Available data —
════
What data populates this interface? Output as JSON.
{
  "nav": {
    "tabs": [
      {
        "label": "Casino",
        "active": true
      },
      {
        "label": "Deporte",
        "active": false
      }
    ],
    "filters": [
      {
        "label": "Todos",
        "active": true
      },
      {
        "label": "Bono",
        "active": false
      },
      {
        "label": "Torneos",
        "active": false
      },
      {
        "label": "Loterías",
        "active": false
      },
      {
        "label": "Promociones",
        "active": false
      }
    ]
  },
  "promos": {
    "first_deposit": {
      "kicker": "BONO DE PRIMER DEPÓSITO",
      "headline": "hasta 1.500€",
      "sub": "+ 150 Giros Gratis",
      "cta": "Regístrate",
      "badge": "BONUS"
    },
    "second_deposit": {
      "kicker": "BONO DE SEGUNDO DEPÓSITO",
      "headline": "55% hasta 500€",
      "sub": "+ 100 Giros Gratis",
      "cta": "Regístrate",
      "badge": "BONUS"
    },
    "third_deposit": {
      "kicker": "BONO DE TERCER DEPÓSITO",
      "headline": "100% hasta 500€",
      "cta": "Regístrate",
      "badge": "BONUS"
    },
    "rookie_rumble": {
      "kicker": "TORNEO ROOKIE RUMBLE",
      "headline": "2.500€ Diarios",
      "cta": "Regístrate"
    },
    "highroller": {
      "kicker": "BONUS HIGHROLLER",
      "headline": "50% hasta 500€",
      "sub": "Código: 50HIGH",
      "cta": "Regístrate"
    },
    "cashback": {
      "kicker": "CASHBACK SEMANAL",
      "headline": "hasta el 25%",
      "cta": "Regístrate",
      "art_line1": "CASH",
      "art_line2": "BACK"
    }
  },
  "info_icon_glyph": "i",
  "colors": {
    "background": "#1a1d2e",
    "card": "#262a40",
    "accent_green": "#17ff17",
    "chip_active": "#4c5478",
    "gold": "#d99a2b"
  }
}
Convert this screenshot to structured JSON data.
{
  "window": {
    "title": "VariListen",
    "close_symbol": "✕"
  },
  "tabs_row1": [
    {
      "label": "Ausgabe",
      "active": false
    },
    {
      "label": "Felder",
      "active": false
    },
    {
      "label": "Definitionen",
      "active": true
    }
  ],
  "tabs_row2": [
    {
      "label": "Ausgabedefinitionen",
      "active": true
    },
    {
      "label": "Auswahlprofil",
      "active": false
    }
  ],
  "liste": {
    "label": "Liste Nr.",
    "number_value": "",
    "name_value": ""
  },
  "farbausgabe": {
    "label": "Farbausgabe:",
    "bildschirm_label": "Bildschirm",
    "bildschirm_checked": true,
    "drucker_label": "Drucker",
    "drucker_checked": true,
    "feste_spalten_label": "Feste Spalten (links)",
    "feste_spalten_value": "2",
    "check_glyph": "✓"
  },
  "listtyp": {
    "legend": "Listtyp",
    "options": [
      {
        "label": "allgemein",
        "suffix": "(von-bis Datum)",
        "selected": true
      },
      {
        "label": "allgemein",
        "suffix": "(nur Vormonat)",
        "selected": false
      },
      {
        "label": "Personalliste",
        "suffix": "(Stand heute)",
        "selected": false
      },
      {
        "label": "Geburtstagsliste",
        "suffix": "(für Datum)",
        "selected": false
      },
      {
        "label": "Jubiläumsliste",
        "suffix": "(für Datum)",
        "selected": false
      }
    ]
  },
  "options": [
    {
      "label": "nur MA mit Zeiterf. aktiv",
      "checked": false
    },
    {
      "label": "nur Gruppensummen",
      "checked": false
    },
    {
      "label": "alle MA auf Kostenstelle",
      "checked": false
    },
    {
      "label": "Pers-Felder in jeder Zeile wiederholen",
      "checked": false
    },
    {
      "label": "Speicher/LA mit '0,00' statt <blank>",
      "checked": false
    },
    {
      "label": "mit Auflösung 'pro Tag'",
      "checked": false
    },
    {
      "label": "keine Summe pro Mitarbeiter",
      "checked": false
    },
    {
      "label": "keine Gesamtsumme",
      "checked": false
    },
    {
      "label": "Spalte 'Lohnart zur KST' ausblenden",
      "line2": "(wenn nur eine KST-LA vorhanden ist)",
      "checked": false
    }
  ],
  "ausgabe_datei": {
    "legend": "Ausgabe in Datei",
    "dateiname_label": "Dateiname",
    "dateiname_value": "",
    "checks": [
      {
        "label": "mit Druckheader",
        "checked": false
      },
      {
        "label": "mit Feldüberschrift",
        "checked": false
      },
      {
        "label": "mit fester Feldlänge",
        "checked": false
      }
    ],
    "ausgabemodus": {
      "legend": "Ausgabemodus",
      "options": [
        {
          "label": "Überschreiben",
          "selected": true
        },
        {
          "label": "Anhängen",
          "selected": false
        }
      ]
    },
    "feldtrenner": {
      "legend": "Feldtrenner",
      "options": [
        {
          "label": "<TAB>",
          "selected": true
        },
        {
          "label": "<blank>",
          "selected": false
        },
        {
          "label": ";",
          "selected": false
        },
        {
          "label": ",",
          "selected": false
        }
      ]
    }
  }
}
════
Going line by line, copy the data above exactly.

Exercise solution —
What data populates this interface? Output as JSON.
{
  "nav": {
    "tabs": [
      {
        "label": "Casino",
        "active": true
      },
      {
        "label": "Deporte",
        "active": false
      }
    ],
    "filters": [
      {
        "label": "Todos",
        "active": true
      },
      {
        "label": "Bono",
        "active": false
      },
      {
        "label": "Torneos",
        "active": false
      },
      {
        "label": "Loterías",
        "active": false
      },
      {
        "label": "Promociones",
        "active": false
      }
    ]
  },
  "promos": {
    "first_deposit": {
      "kicker": "BONO DE PRIMER DEPÓSITO",
      "headline": "hasta 1.500€",
      "sub": "+ 150 Giros Gratis",
      "cta": "Regístrate",
      "badge": "BONUS"
    },
    "second_deposit": {
      "kicker": "BONO DE SEGUNDO DEPÓSITO",
      "headline": "55% hasta 500€",
      "sub": "+ 100 Giros Gratis",
      "cta": "Regístrate",
      "badge": "BONUS"
    },
    "third_deposit": {
      "kicker": "BONO DE TERCER DEPÓSITO",
      "headline": "100% hasta 500€",
      "cta": "Regístrate",
      "badge": "BONUS"
    },
    "rookie_rumble": {
      "kicker": "TORNEO ROOKIE RUMBLE",
      "headline": "2.500€ Diarios",
      "cta": "Regístrate"
    },
    "highroller": {
      "kicker": "BONUS HIGHROLLER",
      "headline": "50% hasta 500€",
      "sub": "Código: 50HIGH",
      "cta": "Regístrate"
    },
    "cashback": {
      "kicker": "CASHBACK SEMANAL",
      "headline": "hasta el 25%",
      "cta": "Regístrate",
      "art_line1": "CASH",
      "art_line2": "BACK"
    }
  },
  "info_icon_glyph": "i",
  "colors": {
    "background": "#1a1d2e",
    "card": "#262a40",
    "accent_green": "#17ff17",
    "chip_active": "#4c5478",
    "gold": "#d99a2b"
  }
}
Convert this screenshot to structured JSON data.
{
  "window": {
    "title": "VariListen",
    "close_symbol": "✕"
  },
  "tabs_row1": [
    {
      "label": "Ausgabe",
      "active": false
    },
    {
      "label": "Felder",
      "active": false
    },
    {
      "label": "Definitionen",
      "active": true
    }
  ],
  "tabs_row2": [
    {
      "label": "Ausgabedefinitionen",
      "active": true
    },
    {
      "label": "Auswahlprofil",
      "active": false
    }
  ],
  "liste": {
    "label": "Liste Nr.",
    "number_value": "",
    "name_value": ""
  },
  "farbausgabe": {
    "label": "Farbausgabe:",
    "bildschirm_label": "Bildschirm",
    "bildschirm_checked": true,
    "drucker_label": "Drucker",
    "drucker_checked": true,
    "feste_spalten_label": "Feste Spalten (links)",
    "feste_spalten_value": "2",
    "check_glyph": "✓"
  },
  "listtyp": {
    "legend": "Listtyp",
    "options": [
      {
        "label": "allgemein",
        "suffix": "(von-bis Datum)",
        "selected": true
      },
      {
        "label": "allgemein",
        "suffix": "(nur Vormonat)",
        "selected": false
      },
      {
        "label": "Personalliste",
        "suffix": "(Stand heute)",
        "selected": false
      },
      {
        "label": "Geburtstagsliste",
        "suffix": "(für Datum)",
        "selected": false
      },
      {
        "label": "Jubiläumsliste",
        "suffix": "(für Datum)",
        "selected": false
      }
    ]
  },
  "options": [
    {
      "label": "nur MA mit Zeiterf. aktiv",
      "checked": false
    },
    {
      "label": "nur Gruppensummen",
      "checked": false
    },
    {
      "label": "alle MA auf Kostenstelle",
      "checked": false
    },
    {
      "label": "Pers-Felder in jeder Zeile wiederholen",
      "checked": false
    },
    {
      "label": "Speicher/LA mit '0,00' statt <blank>",
      "checked": false
    },
    {
      "label": "mit Auflösung 'pro Tag'",
      "checked": false
    },
    {
      "label": "keine Summe pro Mitarbeiter",
      "checked": false
    },
    {
      "label": "keine Gesamtsumme",
      "checked": false
    },
    {
      "label": "Spalte 'Lohnart zur KST' ausblenden",
      "line2": "(wenn nur eine KST-LA vorhanden ist)",
      "checked": false
    }
  ],
  "ausgabe_datei": {
    "legend": "Ausgabe in Datei",
    "dateiname_label": "Dateiname",
    "dateiname_value": "",
    "checks": [
      {
        "label": "mit Druckheader",
        "checked": false
      },
      {
        "label": "mit Feldüberschrift",
        "checked": false
      },
      {
        "label": "mit fester Feldlänge",
        "checked": false
      }
    ],
    "ausgabemodus": {
      "legend": "Ausgabemodus",
      "options": [
        {
          "label": "Überschreiben",
          "selected": true
        },
        {
          "label": "Anhängen",
          "selected": false
        }
      ]
    },
    "feldtrenner": {
      "legend": "Feldtrenner",
      "options": [
        {
          "label": "<TAB>",
          "selected": true
        },
        {
          "label": "<blank>",
          "selected": false
        },
        {
          "label": ";",
          "selected": false
        },
        {
          "label": ",",
          "selected": false
        }
      ]
    }
  }
}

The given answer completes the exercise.